- **Instructions to follow**
In this exercise, write out the data word for word and leave every image out.

[Element data from apps and pages]
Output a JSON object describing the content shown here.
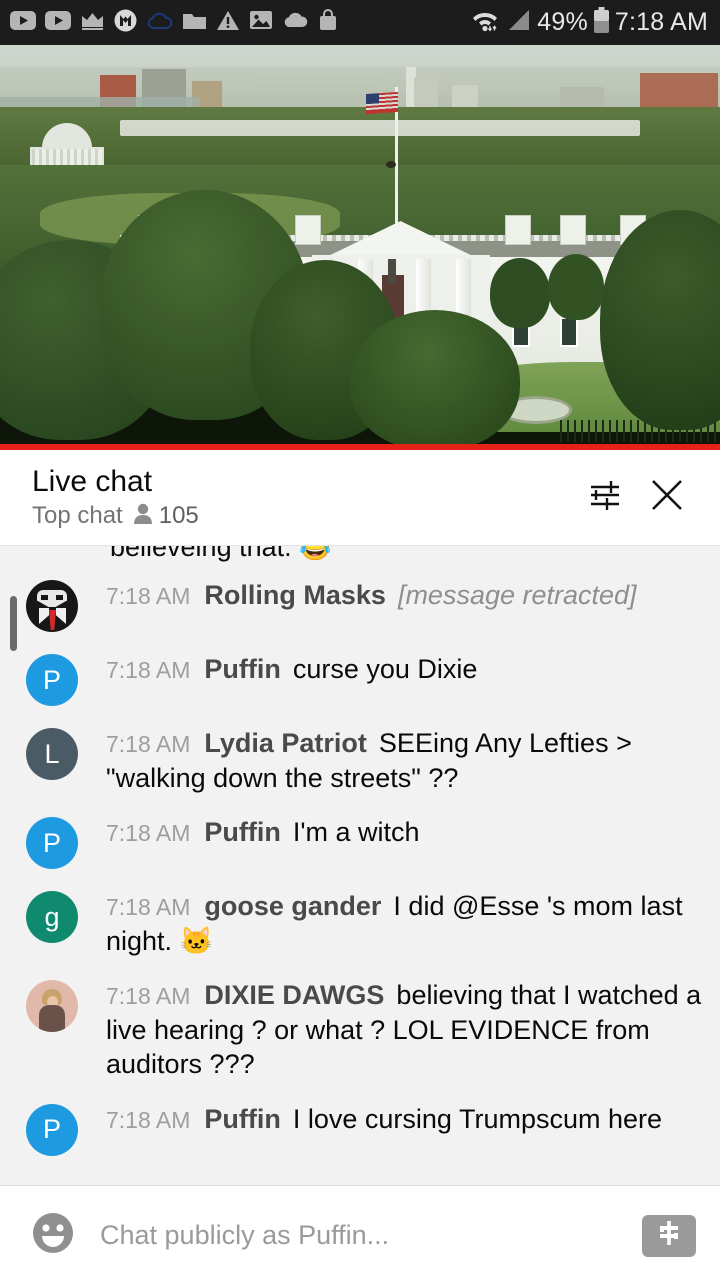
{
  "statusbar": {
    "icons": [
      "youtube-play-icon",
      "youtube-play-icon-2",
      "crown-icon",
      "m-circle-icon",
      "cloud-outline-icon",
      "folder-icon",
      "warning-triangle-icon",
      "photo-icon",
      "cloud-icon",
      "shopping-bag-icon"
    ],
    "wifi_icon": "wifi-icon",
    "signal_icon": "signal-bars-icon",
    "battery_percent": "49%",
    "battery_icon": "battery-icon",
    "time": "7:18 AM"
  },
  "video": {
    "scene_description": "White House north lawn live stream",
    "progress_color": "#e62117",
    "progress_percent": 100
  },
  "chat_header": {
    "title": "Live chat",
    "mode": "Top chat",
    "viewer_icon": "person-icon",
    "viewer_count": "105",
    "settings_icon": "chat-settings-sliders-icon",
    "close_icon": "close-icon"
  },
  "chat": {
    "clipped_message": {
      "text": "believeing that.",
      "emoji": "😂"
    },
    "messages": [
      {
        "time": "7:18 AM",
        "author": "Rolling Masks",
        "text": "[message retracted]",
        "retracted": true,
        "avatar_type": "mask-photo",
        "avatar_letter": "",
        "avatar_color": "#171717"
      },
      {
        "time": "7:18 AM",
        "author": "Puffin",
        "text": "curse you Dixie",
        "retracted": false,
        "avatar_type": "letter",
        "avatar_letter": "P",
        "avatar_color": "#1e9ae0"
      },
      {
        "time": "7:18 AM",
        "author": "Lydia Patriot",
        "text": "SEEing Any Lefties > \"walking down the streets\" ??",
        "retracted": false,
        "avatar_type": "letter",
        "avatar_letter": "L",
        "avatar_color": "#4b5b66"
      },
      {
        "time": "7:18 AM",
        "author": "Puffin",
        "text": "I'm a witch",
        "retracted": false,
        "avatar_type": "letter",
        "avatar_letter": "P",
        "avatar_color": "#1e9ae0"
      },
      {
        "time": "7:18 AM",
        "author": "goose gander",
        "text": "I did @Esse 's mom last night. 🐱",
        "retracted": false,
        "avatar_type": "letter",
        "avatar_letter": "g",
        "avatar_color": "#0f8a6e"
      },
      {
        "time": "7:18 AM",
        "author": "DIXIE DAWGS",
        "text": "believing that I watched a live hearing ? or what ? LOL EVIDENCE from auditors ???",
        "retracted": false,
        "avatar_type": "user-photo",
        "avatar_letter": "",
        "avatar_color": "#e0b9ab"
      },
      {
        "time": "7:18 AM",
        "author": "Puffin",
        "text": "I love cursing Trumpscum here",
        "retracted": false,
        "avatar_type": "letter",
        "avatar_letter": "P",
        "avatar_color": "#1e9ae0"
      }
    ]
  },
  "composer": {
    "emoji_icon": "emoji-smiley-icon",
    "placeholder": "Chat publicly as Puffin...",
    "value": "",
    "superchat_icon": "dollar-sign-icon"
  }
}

- **Solution**
Output a JSON object describing the content shown here.
{
  "statusbar": {
    "icons": [
      "youtube-play-icon",
      "youtube-play-icon-2",
      "crown-icon",
      "m-circle-icon",
      "cloud-outline-icon",
      "folder-icon",
      "warning-triangle-icon",
      "photo-icon",
      "cloud-icon",
      "shopping-bag-icon"
    ],
    "wifi_icon": "wifi-icon",
    "signal_icon": "signal-bars-icon",
    "battery_percent": "49%",
    "battery_icon": "battery-icon",
    "time": "7:18 AM"
  },
  "video": {
    "scene_description": "White House north lawn live stream",
    "progress_color": "#e62117",
    "progress_percent": 100
  },
  "chat_header": {
    "title": "Live chat",
    "mode": "Top chat",
    "viewer_icon": "person-icon",
    "viewer_count": "105",
    "settings_icon": "chat-settings-sliders-icon",
    "close_icon": "close-icon"
  },
  "chat": {
    "clipped_message": {
      "text": "believeing that.",
      "emoji": "😂"
    },
    "messages": [
      {
        "time": "7:18 AM",
        "author": "Rolling Masks",
        "text": "[message retracted]",
        "retracted": true,
        "avatar_type": "mask-photo",
        "avatar_letter": "",
        "avatar_color": "#171717"
      },
      {
        "time": "7:18 AM",
        "author": "Puffin",
        "text": "curse you Dixie",
        "retracted": false,
        "avatar_type": "letter",
        "avatar_letter": "P",
        "avatar_color": "#1e9ae0"
      },
      {
        "time": "7:18 AM",
        "author": "Lydia Patriot",
        "text": "SEEing Any Lefties > \"walking down the streets\" ??",
        "retracted": false,
        "avatar_type": "letter",
        "avatar_letter": "L",
        "avatar_color": "#4b5b66"
      },
      {
        "time": "7:18 AM",
        "author": "Puffin",
        "text": "I'm a witch",
        "retracted": false,
        "avatar_type": "letter",
        "avatar_letter": "P",
        "avatar_color": "#1e9ae0"
      },
      {
        "time": "7:18 AM",
        "author": "goose gander",
        "text": "I did @Esse 's mom last night. 🐱",
        "retracted": false,
        "avatar_type": "letter",
        "avatar_letter": "g",
        "avatar_color": "#0f8a6e"
      },
      {
        "time": "7:18 AM",
        "author": "DIXIE DAWGS",
        "text": "believing that I watched a live hearing ? or what ? LOL EVIDENCE from auditors ???",
        "retracted": false,
        "avatar_type": "user-photo",
        "avatar_letter": "",
        "avatar_color": "#e0b9ab"
      },
      {
        "time": "7:18 AM",
        "author": "Puffin",
        "text": "I love cursing Trumpscum here",
        "retracted": false,
        "avatar_type": "letter",
        "avatar_letter": "P",
        "avatar_color": "#1e9ae0"
      }
    ]
  },
  "composer": {
    "emoji_icon": "emoji-smiley-icon",
    "placeholder": "Chat publicly as Puffin...",
    "value": "",
    "superchat_icon": "dollar-sign-icon"
  }
}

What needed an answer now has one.